-- Opening Marker --

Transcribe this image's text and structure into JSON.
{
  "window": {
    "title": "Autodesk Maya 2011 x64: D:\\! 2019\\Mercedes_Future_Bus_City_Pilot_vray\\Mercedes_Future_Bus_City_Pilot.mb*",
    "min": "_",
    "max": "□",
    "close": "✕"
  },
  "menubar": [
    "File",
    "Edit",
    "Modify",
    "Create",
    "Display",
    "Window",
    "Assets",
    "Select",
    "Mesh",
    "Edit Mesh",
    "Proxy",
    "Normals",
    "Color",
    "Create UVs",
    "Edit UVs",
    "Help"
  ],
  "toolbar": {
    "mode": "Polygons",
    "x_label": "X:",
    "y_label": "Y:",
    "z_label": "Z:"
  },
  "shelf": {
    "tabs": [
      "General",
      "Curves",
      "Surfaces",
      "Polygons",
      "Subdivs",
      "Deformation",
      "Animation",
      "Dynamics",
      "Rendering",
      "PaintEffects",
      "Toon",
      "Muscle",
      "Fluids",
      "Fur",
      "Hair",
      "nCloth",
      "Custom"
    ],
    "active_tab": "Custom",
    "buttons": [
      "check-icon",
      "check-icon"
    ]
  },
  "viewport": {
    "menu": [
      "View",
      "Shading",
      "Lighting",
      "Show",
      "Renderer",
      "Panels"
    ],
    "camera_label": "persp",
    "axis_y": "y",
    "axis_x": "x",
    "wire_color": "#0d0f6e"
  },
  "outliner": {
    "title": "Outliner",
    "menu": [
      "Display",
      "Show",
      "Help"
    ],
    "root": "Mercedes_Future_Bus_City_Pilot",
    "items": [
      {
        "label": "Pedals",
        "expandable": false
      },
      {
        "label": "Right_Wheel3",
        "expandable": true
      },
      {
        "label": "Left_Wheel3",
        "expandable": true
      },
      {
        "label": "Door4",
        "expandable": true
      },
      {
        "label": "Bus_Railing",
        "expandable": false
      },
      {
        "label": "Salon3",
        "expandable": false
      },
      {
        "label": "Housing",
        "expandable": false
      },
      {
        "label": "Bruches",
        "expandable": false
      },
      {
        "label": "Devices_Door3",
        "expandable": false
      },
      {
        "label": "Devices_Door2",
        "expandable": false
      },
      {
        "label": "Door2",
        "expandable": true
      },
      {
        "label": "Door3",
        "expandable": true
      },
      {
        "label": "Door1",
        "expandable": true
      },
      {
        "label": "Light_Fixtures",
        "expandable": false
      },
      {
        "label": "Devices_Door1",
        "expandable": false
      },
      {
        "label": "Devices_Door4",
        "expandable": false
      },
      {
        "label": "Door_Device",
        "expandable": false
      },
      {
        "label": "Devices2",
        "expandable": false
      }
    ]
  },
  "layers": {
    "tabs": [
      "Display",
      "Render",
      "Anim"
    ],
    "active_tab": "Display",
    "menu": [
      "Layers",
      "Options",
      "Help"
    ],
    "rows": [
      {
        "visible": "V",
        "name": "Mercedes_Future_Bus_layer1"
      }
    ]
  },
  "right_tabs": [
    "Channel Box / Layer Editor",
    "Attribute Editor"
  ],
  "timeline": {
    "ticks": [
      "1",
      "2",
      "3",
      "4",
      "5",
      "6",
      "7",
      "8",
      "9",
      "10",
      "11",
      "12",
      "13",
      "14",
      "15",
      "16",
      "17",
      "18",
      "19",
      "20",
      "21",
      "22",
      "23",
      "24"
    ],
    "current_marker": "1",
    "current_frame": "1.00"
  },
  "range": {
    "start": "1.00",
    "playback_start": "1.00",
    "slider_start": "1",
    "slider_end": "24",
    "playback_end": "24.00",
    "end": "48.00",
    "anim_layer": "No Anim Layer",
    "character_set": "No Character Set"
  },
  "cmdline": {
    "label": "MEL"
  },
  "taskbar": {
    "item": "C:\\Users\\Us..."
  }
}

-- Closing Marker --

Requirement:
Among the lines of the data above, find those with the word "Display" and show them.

Response to this task:
    "Display",
      "Display",
      "Display",
    "active_tab": "Display",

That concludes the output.